What to do >>
Without changing anything, output the records below.
──────────────────────────────
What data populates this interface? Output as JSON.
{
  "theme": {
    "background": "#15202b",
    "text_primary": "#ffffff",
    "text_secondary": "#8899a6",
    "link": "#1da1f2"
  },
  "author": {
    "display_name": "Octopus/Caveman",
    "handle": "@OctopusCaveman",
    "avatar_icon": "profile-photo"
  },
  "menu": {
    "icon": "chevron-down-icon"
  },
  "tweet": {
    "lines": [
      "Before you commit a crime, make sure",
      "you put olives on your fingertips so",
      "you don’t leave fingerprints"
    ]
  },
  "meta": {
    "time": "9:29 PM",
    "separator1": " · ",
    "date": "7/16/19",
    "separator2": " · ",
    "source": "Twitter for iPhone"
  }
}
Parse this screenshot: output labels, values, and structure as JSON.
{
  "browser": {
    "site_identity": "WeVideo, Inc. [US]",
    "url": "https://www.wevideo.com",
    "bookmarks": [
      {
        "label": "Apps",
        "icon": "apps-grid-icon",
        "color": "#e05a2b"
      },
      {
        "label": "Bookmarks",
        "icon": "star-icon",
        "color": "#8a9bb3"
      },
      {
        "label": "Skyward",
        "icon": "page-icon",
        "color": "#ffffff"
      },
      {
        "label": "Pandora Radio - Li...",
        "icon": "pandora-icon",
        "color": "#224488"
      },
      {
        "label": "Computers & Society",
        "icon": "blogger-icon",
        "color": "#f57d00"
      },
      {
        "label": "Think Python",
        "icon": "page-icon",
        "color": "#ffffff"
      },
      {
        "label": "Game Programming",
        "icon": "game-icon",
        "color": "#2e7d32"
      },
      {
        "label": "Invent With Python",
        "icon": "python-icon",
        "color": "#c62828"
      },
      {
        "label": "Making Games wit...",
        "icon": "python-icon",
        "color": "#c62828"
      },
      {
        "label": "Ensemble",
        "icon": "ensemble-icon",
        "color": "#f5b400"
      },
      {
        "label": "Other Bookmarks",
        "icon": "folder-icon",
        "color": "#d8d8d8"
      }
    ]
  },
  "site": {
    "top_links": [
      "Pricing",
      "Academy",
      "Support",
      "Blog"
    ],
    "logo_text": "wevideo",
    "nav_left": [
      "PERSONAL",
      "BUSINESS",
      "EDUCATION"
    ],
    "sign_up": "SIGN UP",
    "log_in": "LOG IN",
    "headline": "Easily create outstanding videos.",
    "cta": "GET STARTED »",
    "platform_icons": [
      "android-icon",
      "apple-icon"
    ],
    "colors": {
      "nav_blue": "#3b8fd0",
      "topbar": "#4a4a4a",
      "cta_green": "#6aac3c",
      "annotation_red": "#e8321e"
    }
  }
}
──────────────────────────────
Solution to the exercise >>
What data populates this interface? Output as JSON.
{
  "theme": {
    "background": "#15202b",
    "text_primary": "#ffffff",
    "text_secondary": "#8899a6",
    "link": "#1da1f2"
  },
  "author": {
    "display_name": "Octopus/Caveman",
    "handle": "@OctopusCaveman",
    "avatar_icon": "profile-photo"
  },
  "menu": {
    "icon": "chevron-down-icon"
  },
  "tweet": {
    "lines": [
      "Before you commit a crime, make sure",
      "you put olives on your fingertips so",
      "you don’t leave fingerprints"
    ]
  },
  "meta": {
    "time": "9:29 PM",
    "separator1": " · ",
    "date": "7/16/19",
    "separator2": " · ",
    "source": "Twitter for iPhone"
  }
}
Parse this screenshot: output labels, values, and structure as JSON.
{
  "browser": {
    "site_identity": "WeVideo, Inc. [US]",
    "url": "https://www.wevideo.com",
    "bookmarks": [
      {
        "label": "Apps",
        "icon": "apps-grid-icon",
        "color": "#e05a2b"
      },
      {
        "label": "Bookmarks",
        "icon": "star-icon",
        "color": "#8a9bb3"
      },
      {
        "label": "Skyward",
        "icon": "page-icon",
        "color": "#ffffff"
      },
      {
        "label": "Pandora Radio - Li...",
        "icon": "pandora-icon",
        "color": "#224488"
      },
      {
        "label": "Computers & Society",
        "icon": "blogger-icon",
        "color": "#f57d00"
      },
      {
        "label": "Think Python",
        "icon": "page-icon",
        "color": "#ffffff"
      },
      {
        "label": "Game Programming",
        "icon": "game-icon",
        "color": "#2e7d32"
      },
      {
        "label": "Invent With Python",
        "icon": "python-icon",
        "color": "#c62828"
      },
      {
        "label": "Making Games wit...",
        "icon": "python-icon",
        "color": "#c62828"
      },
      {
        "label": "Ensemble",
        "icon": "ensemble-icon",
        "color": "#f5b400"
      },
      {
        "label": "Other Bookmarks",
        "icon": "folder-icon",
        "color": "#d8d8d8"
      }
    ]
  },
  "site": {
    "top_links": [
      "Pricing",
      "Academy",
      "Support",
      "Blog"
    ],
    "logo_text": "wevideo",
    "nav_left": [
      "PERSONAL",
      "BUSINESS",
      "EDUCATION"
    ],
    "sign_up": "SIGN UP",
    "log_in": "LOG IN",
    "headline": "Easily create outstanding videos.",
    "cta": "GET STARTED »",
    "platform_icons": [
      "android-icon",
      "apple-icon"
    ],
    "colors": {
      "nav_blue": "#3b8fd0",
      "topbar": "#4a4a4a",
      "cta_green": "#6aac3c",
      "annotation_red": "#e8321e"
    }
  }
}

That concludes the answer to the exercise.